After the valve is tripped open, the power spring maintains the seal sleeve in the retracted position and prevents the valve from being closed again. The flow ports establish a new entry point into the washpipe for the carrier fluid returns. Carrier fluid returns from the next higher screen section then enter the washpipe through the valve, thus shortening the fluid travel distance and reducing friction pressure.
Multiple diverter valves
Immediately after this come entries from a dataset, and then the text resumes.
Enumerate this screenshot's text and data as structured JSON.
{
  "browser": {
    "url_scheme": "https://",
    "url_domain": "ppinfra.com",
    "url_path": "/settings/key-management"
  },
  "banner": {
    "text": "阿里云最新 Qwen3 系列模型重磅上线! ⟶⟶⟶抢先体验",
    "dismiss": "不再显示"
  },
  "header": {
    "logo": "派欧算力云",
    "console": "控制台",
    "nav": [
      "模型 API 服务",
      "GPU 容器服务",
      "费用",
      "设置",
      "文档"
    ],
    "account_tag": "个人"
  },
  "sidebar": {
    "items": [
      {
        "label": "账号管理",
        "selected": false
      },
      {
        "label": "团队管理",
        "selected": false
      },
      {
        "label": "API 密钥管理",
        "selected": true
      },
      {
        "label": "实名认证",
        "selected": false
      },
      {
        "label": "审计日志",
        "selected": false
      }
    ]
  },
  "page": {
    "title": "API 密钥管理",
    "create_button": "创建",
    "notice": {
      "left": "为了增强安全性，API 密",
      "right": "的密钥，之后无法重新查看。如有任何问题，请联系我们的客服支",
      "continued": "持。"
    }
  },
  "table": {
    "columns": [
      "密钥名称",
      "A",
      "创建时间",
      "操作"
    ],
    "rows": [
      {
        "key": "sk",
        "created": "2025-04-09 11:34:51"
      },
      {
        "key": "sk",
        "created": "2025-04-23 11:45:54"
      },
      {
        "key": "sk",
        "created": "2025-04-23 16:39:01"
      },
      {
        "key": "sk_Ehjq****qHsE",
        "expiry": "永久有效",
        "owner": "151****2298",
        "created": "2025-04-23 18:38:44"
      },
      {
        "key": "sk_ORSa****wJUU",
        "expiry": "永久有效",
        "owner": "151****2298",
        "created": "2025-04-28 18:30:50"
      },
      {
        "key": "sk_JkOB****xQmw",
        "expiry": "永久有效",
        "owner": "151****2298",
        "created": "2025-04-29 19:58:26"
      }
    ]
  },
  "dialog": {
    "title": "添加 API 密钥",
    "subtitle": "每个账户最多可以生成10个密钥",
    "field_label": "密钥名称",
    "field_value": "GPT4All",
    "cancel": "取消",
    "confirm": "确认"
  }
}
Running several open-hole packers or achieving maximum Beta-wave pressure reduction requires multiple diverter valves. Sequence valve openings were a major design consideration. Having the valve sense the screen/washpipe annular differential pressure across the valve eliminated the sequencing problem since only the lowermost valve would be subjected to a differential pressure when the temporary screen-out occurred as the Beta-wave covered the screens just below the valve. Any valves positioned higher up in the washpipe string would not have a differential pressure applied since the screens are still open, i.e., not completely packed, both above and below the valve. The screen-out pressure would be applied to both annular sides of the valves, thus the internal triggering piston would not be affected. A differential pressure can only be applied across the valve if the screen section immediately below the valve position is covered with gravel pack sand. The gravel pack sand inhibits transmission of pressure through the screen and to the lower side of the diverter valve. This feature simplifies operation significantly. The surface operations being conducted during the gravel packing are unchanged when using the diverter valve(s).
Another benefit of using diverter valves in the gravel pack operation is the ability to monitor the progress of the Beta-wave as it moves toward the heel of the well. Pump pressure reductions as each successive valve is opened are clearly seen at surface, providing a tell-tale indication of Beta-wave location.
To date, nine extended-reach, open-hole, horizontal gravel packs, including the world record well, have been successfully completed in the North Sea using the diverter valve concept described in this article for Beta-wave pressure reduction. All the wells have been completed in an 8 1/2-in. open hole below 9 5/8-in. casing using 5 1/2-in. screens and 4-in. flush joint washpipe. PBRs with 4.400 in. ID have been spaced out as required along the screen liner length. The diverter valves have been spaced out in the washpipe string to seal in the PBRs when the gravel pack crossover tool was positioned for gravel packing. Two to five diverter valves have been used per well. A total of 29 diverter valves have been run in these wells.
In addition, three wells have been completed in Brazil using the diverter valve concept to incorporate open-hole packers into the horizontal gravel packed hole section. These wells have been completed in an 8 1/2-in. open hole below 9 5/8-in. casing using 5 1/2-in. screens and 4-in. flush joint washpipe. Two open-hole packers have been run in tandem as part of the screen liner. A single diverter valve per well has been spaced out in the washpipe string to seal in the polished ID of the uppermost open-hole packer. After successfully gravel packing the wells and removing the gravel pack service tools, an inflation tool has been run to inflate the open-hole packers. Based on fluid volumes displaced into the open-hole packers during inflation, all indications are they have sealed directly against the 8 1/2-in. open hole indicating the desired void in the gravel pack around the packers has been achieved.